> **What you have to do**
Read through the listing below and copy each line in which the word "title" occurs.

> **Source material**

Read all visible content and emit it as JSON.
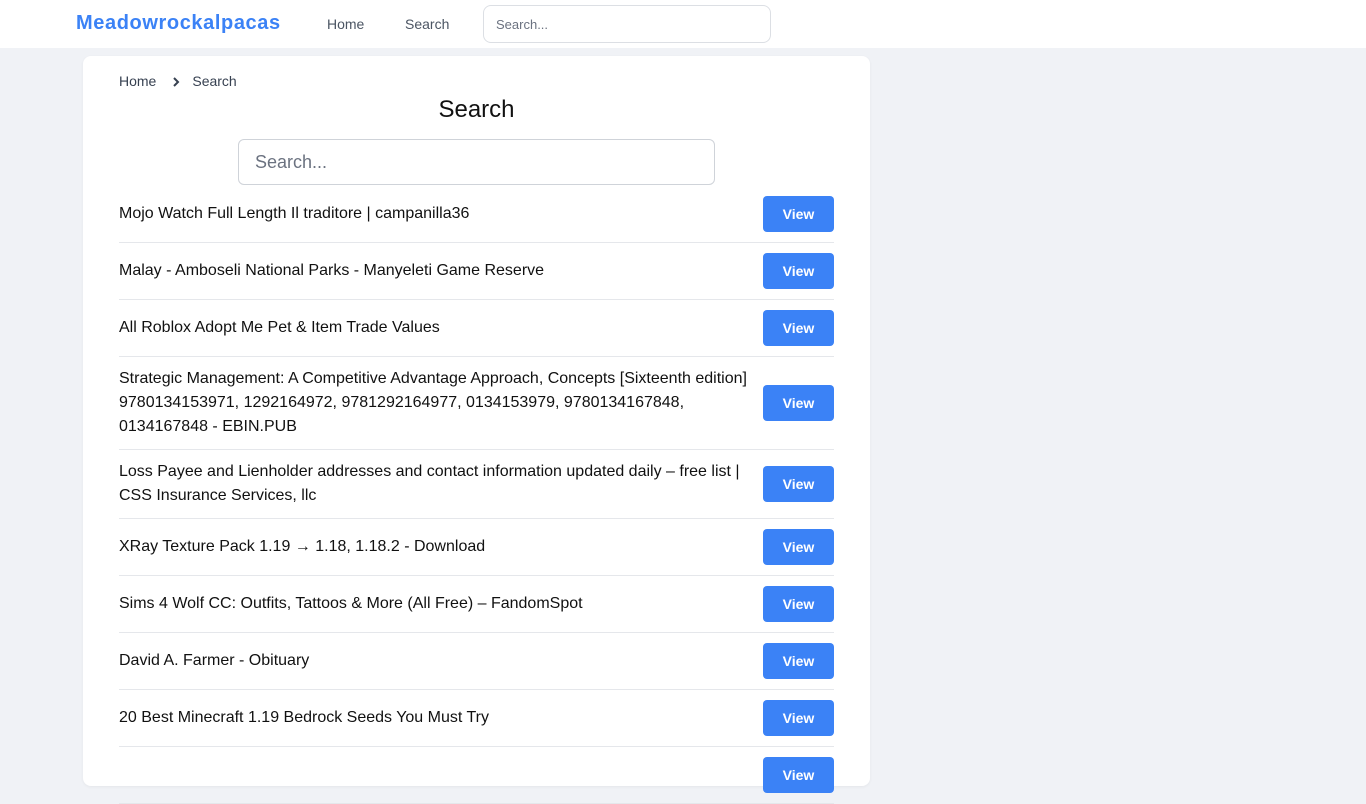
{
  "header": {
    "brand": "Meadowrockalpacas",
    "nav": [
      {
        "label": "Home"
      },
      {
        "label": "Search"
      }
    ],
    "search_placeholder": "Search..."
  },
  "breadcrumb": [
    {
      "label": "Home"
    },
    {
      "label": "Search"
    }
  ],
  "page": {
    "title": "Search",
    "search_placeholder": "Search...",
    "search_value": ""
  },
  "results": [
    {
      "title": "Mojo Watch Full Length Il traditore | campanilla36",
      "button": "View"
    },
    {
      "title": "Malay - Amboseli National Parks - Manyeleti Game Reserve",
      "button": "View"
    },
    {
      "title": "All Roblox Adopt Me Pet & Item Trade Values",
      "button": "View"
    },
    {
      "title": "Strategic Management: A Competitive Advantage Approach, Concepts [Sixteenth edition] 9780134153971, 1292164972, 9781292164977, 0134153979, 9780134167848, 0134167848 - EBIN.PUB",
      "button": "View"
    },
    {
      "title": "Loss Payee and Lienholder addresses and contact information updated daily – free list | CSS Insurance Services, llc",
      "button": "View"
    },
    {
      "title": "XRay Texture Pack 1.19 → 1.18, 1.18.2 - Download",
      "button": "View"
    },
    {
      "title": "Sims 4 Wolf CC: Outfits, Tattoos & More (All Free) – FandomSpot",
      "button": "View"
    },
    {
      "title": "David A. Farmer - Obituary",
      "button": "View"
    },
    {
      "title": "20 Best Minecraft 1.19 Bedrock Seeds You Must Try",
      "button": "View"
    },
    {
      "title": "",
      "button": "View"
    }
  ],
  "colors": {
    "accent": "#3b82f6",
    "background": "#f0f2f6"
  }
}
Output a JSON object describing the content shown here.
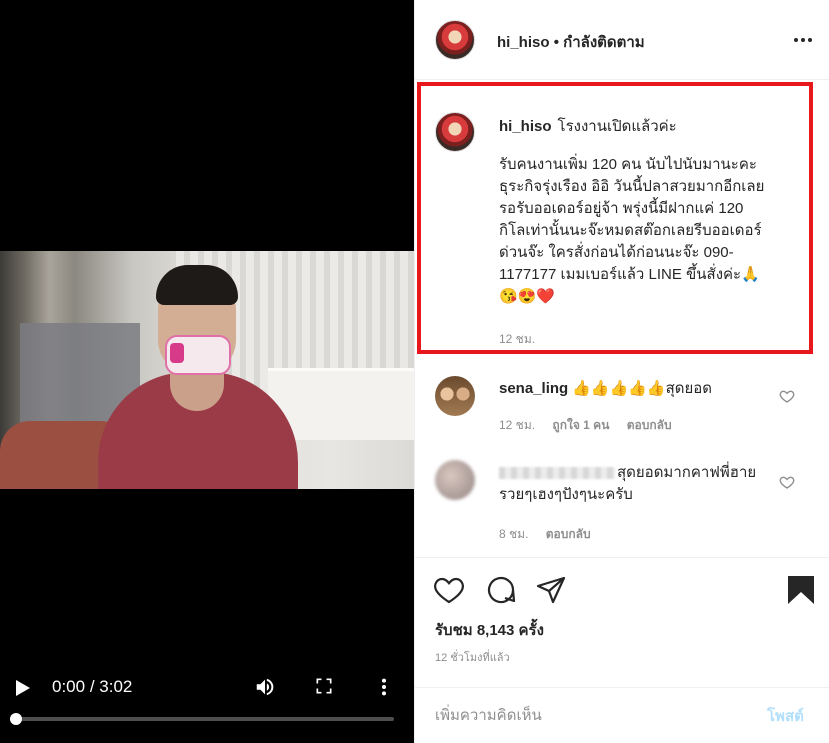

> **Result**
    "title": "Search",
      "title": "Mojo Watch Full Length Il traditore | campanilla36",
      "title": "Malay - Amboseli National Parks - Manyeleti Game Reserve",
      "title": "All Roblox Adopt Me Pet & Item Trade Values",
      "title": "Strategic Management: A Competitive Advantage Approach, Concepts [Sixteenth edition] 9780134153971, 1292164972, 9781292164977, 0134153979, 9780134167848, 0134167848 - EBIN.PUB",
      "title": "Loss Payee and Lienholder addresses and contact information updated daily – free list | CSS Insurance Services, llc",
      "title": "XRay Texture Pack 1.19 → 1.18, 1.18.2 - Download",
      "title": "Sims 4 Wolf CC: Outfits, Tattoos & More (All Free) – FandomSpot",
      "title": "David A. Farmer - Obituary",
      "title": "20 Best Minecraft 1.19 Bedrock Seeds You Must Try",
      "title": "",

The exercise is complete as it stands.